→ Problem: In the data that follows, count each line holding the string "Voltage"; answer with the number only.

[Start of Attachment]

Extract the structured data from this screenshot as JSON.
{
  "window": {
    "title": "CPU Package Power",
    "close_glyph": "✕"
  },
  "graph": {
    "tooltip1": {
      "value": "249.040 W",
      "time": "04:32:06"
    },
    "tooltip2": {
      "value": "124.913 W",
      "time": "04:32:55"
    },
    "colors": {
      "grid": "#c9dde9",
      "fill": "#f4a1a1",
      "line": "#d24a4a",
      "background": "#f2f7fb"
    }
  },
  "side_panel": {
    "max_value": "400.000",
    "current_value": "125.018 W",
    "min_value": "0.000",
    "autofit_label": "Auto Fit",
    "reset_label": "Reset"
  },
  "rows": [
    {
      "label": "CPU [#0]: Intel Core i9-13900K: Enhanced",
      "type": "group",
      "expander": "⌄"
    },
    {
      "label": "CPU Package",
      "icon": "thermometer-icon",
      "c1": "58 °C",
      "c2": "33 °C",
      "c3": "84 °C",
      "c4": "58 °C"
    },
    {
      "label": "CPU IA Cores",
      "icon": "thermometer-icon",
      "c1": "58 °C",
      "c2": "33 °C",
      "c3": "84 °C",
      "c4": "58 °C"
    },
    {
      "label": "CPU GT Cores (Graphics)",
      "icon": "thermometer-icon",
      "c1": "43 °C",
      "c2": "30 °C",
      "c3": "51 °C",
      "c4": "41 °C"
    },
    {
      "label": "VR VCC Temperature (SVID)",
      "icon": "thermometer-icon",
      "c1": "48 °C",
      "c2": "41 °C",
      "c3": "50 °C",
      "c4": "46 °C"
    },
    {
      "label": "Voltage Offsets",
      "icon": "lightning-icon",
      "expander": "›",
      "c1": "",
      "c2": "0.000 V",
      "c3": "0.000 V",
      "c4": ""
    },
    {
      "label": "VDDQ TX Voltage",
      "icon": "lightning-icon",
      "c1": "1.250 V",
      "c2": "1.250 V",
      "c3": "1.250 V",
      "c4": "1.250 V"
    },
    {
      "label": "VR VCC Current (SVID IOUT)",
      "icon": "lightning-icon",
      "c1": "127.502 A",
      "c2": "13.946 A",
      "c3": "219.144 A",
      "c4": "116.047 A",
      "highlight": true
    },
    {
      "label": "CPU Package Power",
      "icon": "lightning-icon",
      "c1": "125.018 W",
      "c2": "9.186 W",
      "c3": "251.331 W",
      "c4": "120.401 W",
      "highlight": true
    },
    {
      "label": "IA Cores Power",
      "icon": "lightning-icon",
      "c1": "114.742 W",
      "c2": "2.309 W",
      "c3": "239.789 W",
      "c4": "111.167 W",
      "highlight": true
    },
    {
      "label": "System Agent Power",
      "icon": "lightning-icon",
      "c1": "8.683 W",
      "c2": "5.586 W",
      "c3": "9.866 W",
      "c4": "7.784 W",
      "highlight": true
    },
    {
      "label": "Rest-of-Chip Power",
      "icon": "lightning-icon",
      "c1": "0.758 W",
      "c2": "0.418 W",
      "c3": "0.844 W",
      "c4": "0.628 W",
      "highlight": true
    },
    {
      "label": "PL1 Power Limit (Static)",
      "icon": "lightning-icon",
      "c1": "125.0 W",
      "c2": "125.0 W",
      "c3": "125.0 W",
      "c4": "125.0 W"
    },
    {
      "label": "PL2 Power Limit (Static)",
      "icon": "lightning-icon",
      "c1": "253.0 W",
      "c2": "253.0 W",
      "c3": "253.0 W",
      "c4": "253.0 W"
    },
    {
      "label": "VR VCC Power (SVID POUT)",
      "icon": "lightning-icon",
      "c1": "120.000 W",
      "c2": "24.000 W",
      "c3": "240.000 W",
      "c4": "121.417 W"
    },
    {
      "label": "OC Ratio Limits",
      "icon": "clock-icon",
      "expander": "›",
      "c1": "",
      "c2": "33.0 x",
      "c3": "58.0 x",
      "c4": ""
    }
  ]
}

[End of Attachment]

→ Your solution: 2